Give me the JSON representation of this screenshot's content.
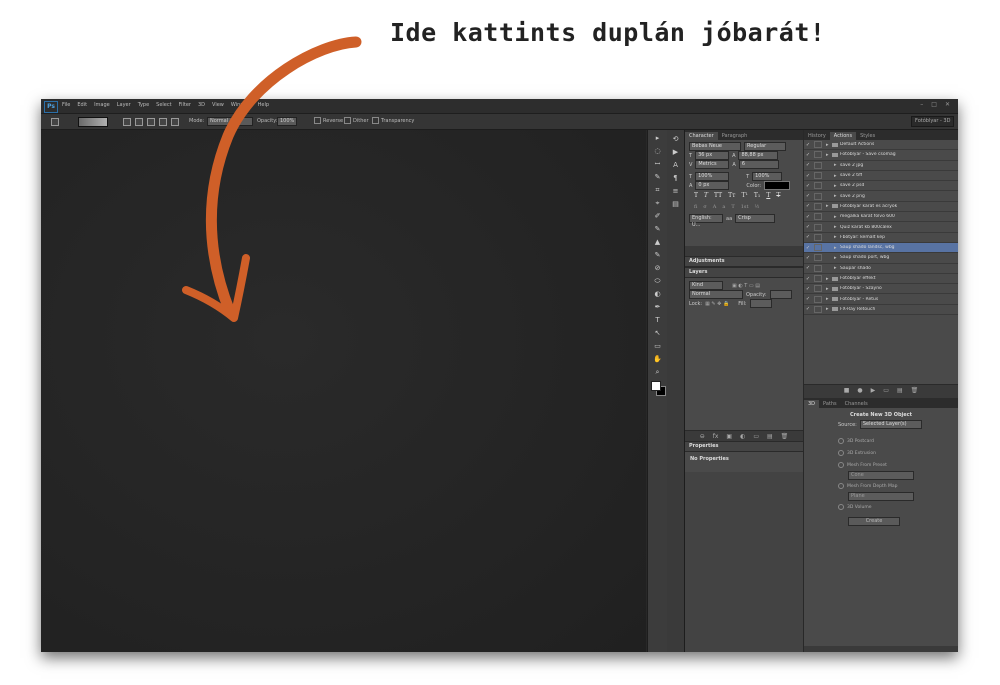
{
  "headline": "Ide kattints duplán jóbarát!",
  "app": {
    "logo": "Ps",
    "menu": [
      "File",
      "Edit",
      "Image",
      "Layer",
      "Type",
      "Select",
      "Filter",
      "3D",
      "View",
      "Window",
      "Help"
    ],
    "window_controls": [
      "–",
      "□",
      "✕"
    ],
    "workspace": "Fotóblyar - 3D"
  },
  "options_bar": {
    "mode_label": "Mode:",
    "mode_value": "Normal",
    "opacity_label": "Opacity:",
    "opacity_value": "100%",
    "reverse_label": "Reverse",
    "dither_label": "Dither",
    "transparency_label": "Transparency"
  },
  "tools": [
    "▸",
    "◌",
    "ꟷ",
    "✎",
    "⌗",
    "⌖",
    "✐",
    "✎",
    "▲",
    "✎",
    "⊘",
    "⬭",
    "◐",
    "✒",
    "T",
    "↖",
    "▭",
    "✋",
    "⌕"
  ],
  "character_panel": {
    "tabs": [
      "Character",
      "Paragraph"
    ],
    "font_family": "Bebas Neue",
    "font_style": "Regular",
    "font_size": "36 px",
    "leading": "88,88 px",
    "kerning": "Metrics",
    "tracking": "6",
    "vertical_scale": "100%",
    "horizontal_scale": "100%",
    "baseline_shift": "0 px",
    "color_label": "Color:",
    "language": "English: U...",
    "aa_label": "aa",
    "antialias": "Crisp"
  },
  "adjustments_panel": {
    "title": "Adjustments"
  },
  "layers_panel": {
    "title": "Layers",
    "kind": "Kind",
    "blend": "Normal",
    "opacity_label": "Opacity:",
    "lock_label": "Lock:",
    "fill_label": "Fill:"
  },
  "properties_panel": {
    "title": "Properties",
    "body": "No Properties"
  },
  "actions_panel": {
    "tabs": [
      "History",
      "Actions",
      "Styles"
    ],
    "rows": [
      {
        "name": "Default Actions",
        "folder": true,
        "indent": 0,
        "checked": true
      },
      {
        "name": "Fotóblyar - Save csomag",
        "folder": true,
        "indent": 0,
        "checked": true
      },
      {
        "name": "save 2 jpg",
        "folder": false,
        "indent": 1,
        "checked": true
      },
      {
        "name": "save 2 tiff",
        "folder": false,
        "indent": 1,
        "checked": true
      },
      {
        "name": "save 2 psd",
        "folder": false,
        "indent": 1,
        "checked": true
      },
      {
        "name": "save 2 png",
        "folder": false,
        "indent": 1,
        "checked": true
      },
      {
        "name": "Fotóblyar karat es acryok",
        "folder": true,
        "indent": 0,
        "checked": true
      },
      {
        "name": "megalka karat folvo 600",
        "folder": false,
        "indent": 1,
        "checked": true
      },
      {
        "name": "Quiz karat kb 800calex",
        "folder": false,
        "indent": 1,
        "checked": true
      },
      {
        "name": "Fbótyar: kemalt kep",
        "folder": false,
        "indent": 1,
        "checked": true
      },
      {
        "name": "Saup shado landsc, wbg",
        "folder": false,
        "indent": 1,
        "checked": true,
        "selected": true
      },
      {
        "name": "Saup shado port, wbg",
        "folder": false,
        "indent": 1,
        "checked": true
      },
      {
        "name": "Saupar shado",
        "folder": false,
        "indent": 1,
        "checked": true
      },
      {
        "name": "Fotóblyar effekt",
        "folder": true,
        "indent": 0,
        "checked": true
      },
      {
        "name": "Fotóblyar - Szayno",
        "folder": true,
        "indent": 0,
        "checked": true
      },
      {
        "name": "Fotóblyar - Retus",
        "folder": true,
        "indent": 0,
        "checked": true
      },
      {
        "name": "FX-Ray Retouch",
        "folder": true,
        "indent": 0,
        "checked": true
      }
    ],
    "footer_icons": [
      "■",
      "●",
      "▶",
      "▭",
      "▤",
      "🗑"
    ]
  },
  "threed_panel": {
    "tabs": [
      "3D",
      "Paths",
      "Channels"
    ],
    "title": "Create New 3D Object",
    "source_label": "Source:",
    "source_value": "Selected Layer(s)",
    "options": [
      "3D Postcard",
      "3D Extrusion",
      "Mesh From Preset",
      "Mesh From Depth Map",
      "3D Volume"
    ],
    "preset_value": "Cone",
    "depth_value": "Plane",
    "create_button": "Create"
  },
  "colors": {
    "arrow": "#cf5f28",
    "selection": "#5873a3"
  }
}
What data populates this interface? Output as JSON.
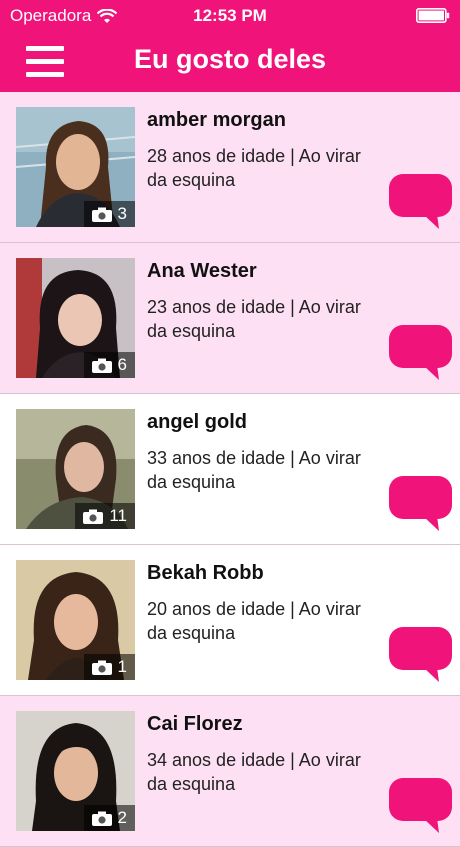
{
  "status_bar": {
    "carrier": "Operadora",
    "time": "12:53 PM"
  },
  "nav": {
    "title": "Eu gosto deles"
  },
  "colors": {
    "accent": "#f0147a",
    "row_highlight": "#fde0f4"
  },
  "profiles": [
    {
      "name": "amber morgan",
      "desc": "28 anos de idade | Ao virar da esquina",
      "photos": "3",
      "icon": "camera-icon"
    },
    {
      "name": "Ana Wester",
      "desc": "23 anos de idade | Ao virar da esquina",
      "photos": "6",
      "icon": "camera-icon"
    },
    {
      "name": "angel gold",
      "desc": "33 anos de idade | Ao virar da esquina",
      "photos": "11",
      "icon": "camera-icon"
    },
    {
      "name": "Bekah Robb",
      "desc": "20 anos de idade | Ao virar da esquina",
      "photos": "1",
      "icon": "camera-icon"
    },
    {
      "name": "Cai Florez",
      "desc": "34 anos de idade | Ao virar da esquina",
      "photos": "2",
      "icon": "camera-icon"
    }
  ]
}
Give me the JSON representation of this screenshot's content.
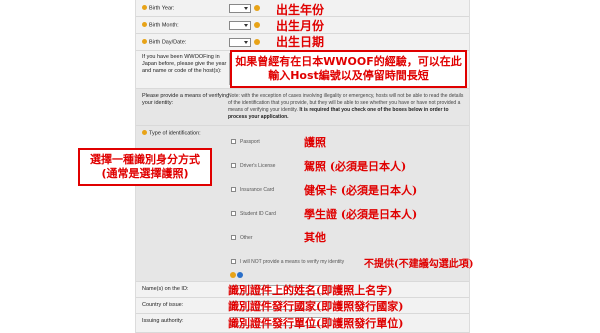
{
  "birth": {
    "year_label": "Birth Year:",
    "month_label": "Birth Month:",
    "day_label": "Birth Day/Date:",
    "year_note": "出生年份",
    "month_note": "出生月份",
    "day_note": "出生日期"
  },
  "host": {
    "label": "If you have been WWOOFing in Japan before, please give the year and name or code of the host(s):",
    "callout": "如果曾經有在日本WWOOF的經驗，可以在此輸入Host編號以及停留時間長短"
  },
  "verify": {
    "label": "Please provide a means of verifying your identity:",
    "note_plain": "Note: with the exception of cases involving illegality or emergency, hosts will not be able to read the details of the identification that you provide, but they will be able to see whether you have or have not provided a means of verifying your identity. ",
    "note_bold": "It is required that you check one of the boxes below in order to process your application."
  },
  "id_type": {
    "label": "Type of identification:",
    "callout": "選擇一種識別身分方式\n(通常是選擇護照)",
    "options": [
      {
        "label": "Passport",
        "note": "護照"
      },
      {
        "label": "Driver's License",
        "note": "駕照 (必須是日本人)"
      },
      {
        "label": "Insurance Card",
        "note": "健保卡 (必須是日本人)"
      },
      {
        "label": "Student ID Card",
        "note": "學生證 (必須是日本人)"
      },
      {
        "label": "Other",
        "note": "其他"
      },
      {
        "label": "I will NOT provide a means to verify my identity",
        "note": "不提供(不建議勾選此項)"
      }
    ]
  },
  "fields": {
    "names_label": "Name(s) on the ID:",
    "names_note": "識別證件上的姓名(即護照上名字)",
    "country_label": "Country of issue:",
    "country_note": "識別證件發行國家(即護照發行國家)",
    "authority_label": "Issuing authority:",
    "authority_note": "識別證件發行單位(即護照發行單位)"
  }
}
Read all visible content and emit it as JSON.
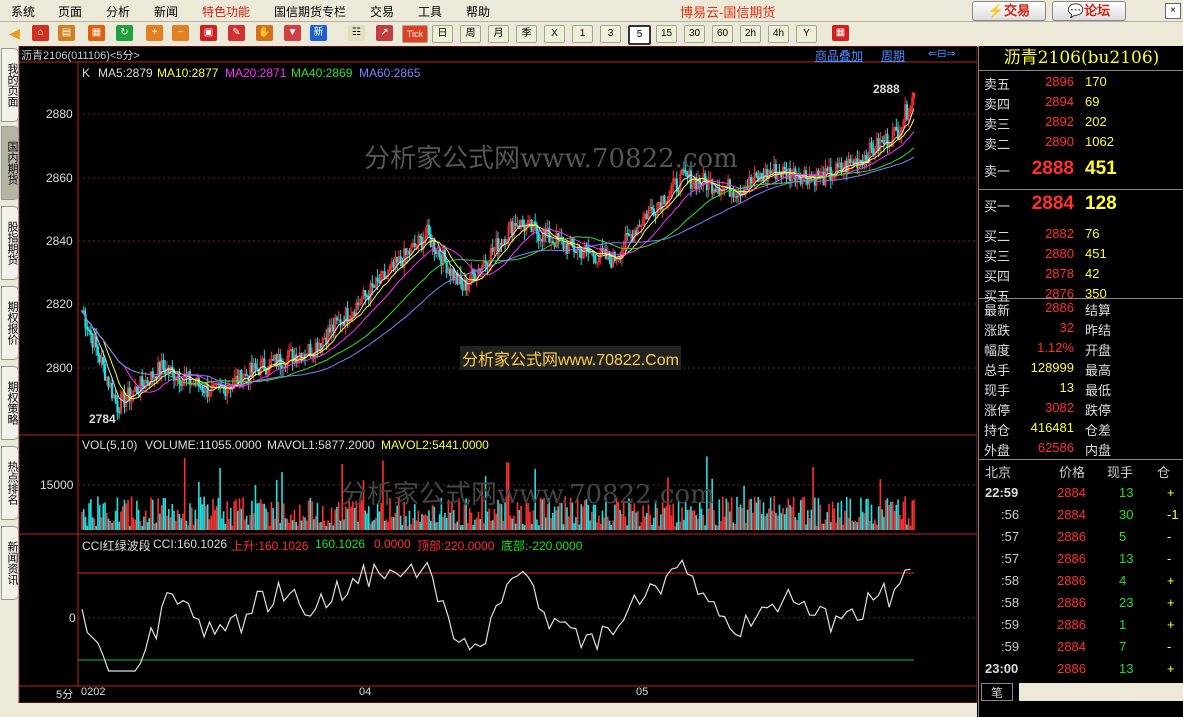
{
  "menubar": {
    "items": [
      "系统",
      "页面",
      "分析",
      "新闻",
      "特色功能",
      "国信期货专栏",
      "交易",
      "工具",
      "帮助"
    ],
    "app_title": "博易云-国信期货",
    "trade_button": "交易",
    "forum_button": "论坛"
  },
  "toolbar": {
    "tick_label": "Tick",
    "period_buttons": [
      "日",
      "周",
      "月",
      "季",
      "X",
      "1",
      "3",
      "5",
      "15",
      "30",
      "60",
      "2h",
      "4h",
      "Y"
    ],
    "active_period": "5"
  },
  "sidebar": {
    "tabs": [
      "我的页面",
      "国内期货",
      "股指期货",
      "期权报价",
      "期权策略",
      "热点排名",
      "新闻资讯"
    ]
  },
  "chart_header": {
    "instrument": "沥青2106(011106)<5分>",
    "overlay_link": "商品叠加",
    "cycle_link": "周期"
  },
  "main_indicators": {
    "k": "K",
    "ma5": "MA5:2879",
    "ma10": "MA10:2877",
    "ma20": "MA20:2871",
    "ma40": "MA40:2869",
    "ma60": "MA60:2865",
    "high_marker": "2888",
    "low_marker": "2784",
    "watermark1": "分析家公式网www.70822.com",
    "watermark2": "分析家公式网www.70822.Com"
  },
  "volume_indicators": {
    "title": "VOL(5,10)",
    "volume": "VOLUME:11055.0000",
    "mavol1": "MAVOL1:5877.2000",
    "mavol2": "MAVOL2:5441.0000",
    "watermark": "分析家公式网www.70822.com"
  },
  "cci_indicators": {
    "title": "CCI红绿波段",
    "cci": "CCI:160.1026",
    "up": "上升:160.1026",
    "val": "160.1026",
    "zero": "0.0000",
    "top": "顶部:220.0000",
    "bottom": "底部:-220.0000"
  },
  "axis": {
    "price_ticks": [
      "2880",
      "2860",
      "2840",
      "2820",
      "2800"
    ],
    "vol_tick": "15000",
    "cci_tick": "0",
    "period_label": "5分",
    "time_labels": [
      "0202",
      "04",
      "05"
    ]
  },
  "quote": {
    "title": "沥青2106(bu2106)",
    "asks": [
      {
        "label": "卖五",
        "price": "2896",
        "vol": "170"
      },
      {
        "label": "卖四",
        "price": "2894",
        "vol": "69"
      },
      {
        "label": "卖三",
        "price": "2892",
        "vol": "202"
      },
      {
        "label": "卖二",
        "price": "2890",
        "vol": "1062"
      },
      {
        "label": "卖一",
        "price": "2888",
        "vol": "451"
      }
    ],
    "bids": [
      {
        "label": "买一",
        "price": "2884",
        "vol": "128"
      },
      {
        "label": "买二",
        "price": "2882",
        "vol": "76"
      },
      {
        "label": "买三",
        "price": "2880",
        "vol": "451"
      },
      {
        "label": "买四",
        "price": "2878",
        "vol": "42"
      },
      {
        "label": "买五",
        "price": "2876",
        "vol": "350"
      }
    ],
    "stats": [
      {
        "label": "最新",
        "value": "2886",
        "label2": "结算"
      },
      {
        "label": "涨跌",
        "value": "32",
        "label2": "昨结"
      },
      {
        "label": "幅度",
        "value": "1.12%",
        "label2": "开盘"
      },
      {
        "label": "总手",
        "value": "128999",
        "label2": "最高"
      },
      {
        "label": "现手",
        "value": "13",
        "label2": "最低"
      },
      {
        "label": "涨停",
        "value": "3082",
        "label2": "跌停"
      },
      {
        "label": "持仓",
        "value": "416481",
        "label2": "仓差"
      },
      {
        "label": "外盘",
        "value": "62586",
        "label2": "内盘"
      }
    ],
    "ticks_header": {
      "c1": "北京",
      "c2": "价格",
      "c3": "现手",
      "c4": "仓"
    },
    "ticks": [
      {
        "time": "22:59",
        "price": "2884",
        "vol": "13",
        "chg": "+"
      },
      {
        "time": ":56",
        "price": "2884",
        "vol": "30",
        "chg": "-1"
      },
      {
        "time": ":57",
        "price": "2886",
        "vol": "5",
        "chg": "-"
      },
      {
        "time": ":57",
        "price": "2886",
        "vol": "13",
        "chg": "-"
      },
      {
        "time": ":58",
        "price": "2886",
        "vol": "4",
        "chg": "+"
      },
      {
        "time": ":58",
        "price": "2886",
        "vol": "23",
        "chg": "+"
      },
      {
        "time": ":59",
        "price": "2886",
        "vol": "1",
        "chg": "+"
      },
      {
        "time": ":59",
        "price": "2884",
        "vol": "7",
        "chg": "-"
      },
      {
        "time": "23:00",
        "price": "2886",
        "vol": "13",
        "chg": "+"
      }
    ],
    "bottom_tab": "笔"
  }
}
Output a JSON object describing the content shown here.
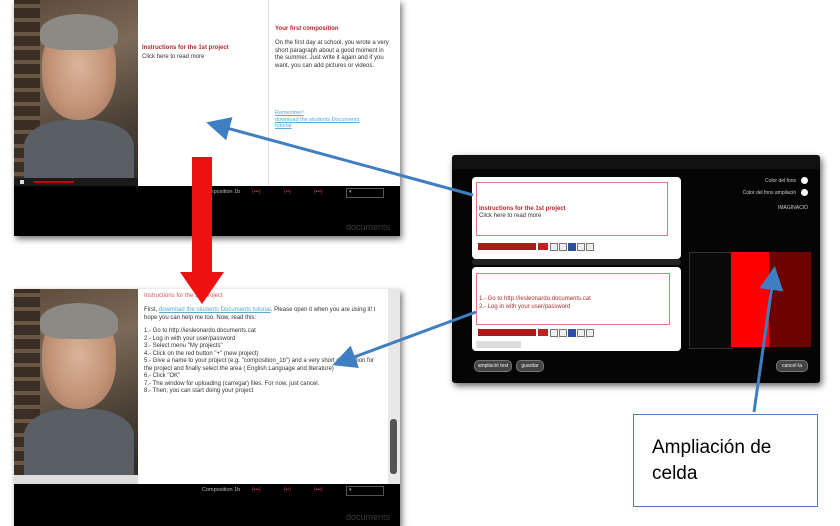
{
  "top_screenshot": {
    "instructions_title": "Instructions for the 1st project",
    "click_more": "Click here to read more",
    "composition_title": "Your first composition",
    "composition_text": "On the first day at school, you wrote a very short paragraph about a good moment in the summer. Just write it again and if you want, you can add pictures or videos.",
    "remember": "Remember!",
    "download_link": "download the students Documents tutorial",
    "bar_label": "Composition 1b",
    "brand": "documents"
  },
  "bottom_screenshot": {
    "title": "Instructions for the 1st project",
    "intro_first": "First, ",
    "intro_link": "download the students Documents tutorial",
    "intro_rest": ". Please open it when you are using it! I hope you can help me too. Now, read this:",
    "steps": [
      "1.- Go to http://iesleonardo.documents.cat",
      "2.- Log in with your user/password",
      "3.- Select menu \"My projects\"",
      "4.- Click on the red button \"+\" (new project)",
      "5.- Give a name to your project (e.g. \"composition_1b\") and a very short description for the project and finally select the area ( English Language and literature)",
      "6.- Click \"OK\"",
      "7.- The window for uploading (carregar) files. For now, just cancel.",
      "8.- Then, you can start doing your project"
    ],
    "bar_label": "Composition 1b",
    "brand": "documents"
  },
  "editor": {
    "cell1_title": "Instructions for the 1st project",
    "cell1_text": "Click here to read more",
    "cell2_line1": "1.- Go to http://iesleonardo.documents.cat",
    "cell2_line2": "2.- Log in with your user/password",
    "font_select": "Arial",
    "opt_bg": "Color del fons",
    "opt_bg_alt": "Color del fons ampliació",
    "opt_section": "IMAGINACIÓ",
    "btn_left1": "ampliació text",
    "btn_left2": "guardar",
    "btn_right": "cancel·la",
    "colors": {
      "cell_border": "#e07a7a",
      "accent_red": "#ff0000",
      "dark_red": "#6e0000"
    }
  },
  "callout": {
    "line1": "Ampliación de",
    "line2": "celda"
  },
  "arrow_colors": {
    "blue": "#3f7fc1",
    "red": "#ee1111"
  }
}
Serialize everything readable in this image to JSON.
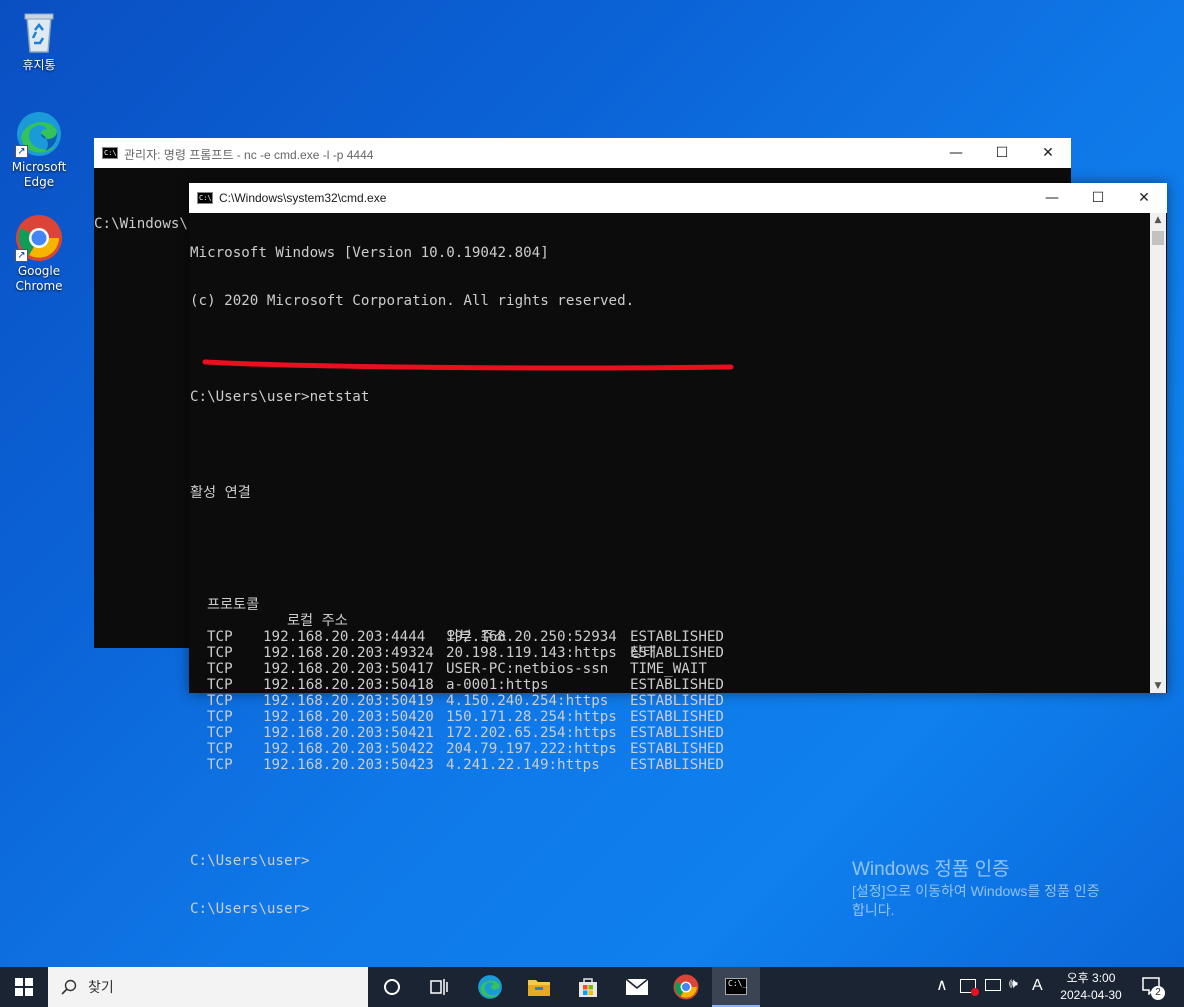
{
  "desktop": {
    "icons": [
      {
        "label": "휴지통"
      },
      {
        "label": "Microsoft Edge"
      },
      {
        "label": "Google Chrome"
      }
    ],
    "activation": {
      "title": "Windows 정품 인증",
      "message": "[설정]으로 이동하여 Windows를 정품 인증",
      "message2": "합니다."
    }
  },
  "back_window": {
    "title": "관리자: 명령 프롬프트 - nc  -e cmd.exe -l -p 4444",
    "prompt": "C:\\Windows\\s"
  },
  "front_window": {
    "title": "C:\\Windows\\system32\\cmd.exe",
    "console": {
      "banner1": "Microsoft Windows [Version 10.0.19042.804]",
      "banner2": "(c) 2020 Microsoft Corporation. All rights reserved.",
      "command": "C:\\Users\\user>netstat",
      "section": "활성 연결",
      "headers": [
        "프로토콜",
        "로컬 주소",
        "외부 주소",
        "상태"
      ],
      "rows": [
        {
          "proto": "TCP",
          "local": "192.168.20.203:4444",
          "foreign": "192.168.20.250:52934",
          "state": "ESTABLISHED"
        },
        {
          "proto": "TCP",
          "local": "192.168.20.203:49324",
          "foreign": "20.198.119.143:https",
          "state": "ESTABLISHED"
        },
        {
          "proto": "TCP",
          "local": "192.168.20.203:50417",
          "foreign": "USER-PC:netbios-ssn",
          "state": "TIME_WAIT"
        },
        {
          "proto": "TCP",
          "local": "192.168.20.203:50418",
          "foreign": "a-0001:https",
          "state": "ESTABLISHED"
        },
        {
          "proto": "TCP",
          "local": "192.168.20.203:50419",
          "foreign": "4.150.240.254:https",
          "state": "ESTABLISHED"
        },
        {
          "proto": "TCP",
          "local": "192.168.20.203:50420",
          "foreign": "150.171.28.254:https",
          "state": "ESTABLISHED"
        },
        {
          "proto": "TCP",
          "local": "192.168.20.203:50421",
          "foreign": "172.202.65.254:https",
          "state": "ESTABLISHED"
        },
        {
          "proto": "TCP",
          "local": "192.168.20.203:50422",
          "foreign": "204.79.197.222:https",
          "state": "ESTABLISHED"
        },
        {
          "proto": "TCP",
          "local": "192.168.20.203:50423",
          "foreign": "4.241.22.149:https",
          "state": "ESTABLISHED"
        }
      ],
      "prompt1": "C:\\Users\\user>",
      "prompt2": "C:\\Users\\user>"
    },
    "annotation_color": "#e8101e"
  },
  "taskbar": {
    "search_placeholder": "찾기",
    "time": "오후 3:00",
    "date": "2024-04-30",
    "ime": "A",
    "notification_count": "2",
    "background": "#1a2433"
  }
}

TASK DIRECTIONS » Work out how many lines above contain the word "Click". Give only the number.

ANSWER TO THIS EXERCISE » 4